IBM's 6,478 patents in 2012 mark a record for the company, research firm IFI Claims Patent Services said in a statement. South Korea's Samsung Electronics Co. and Tokyo-based Canon Inc. ranked second and third. Google Inc. took a spot in the top 50 for the first time, with 15 more patents than Apple Inc.
About 30 percent of IBM's patents were produced by inventors outside the U.S., up from 22 percent in 2010. Research centers in Germany, Japan, Canada, the United Kingdom and Israel were especially productive, the Armonk, N.Y.-based company said. The percentage of its patents coming from overseas is expected to continue growing as newer labs in Brazil and Kenya ramp up, said Manny Schecter, IBM's chief patent counsel."
IBM's flow of patents lets the computer-services giant produce $1 billion a year in licensing revenue. The intellectual property also gives it the freedom to move into new businesses with less risk of being sued over technology.
Some technology companies get much higher royalty revenue from a smaller number of patents. Qualcomm Inc., a designer of mobile-phone chips, made $6.33 billion in technology licensing in the most recent fiscal yeareven though it's not in the top 10 of IFI's list.
Apple, whose innovations helped revolutionize computing and mobile phones, also isn't one of the biggest recipients of U.S. patents. The maker of the iPhone and iPad spends about half as much as IBM on research and development.

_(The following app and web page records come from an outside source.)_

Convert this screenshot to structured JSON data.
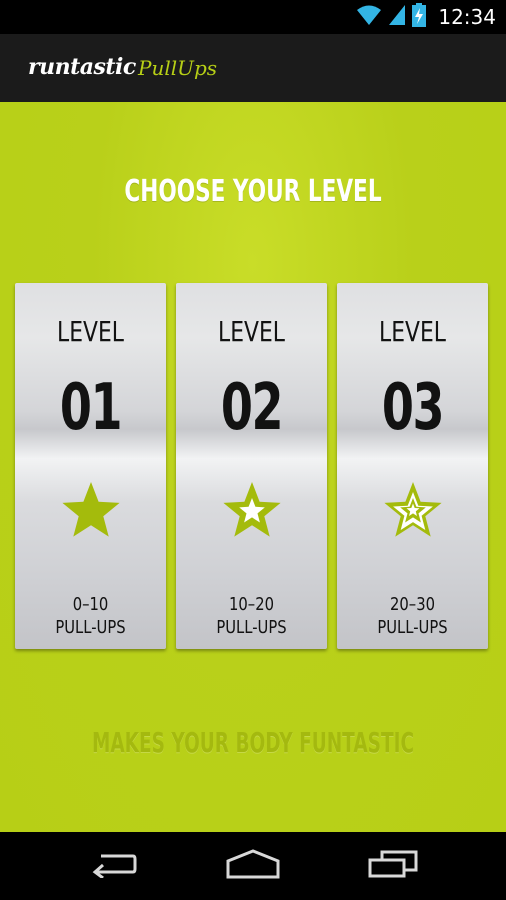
{
  "status_bar": {
    "time": "12:34",
    "icons": [
      "wifi-icon",
      "signal-icon",
      "battery-charging-icon"
    ]
  },
  "app_bar": {
    "logo_main": "runtastic",
    "logo_sub": "PullUps"
  },
  "main": {
    "title": "CHOOSE YOUR LEVEL",
    "levels": [
      {
        "label": "LEVEL",
        "number": "01",
        "range": "0–10",
        "unit": "PULL-UPS",
        "icon": "star-filled-icon"
      },
      {
        "label": "LEVEL",
        "number": "02",
        "range": "10–20",
        "unit": "PULL-UPS",
        "icon": "star-outline-icon"
      },
      {
        "label": "LEVEL",
        "number": "03",
        "range": "20–30",
        "unit": "PULL-UPS",
        "icon": "star-double-outline-icon"
      }
    ],
    "tagline": "MAKES YOUR BODY FUNTASTIC"
  },
  "nav_bar": {
    "buttons": [
      "back-icon",
      "home-icon",
      "recent-apps-icon"
    ]
  },
  "colors": {
    "accent": "#b7cf16",
    "star": "#a4bb0c",
    "bar": "#1b1b1b"
  }
}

Even so, Apple jumped to No. 22 in this year's list, from 39th place. Google, Apple's biggest rival in smartphone software, rose to 21st place. Both companies are embroiled in lawsuits over intellectual propertyalong with other mobile-phone makers such as Samsunggiving them more incentive to increase their store of patents..
Ikea's India expansion may hit trademark roadblocks
Ikea of Sweden AB's plans to open retail stores in India may face trademark roadblocks, India's Business Standard reported.
According to the newspaper, three Indian companies registered with that country's Registrar of Companies to use the same brand name. Ikea Home Decor Private Ltd., a furniture manufacturer, has been registered since July 2011, and two other Indian companies have earlier registration dates than that, the Business Standard reported.
Although the Swedish furniture giant could go to Indian courts and claim the registrants were trying to trade on Ikea's goodwill and fame, this could take a long time if the other companies have actually registered trademarks, Business Standard reported.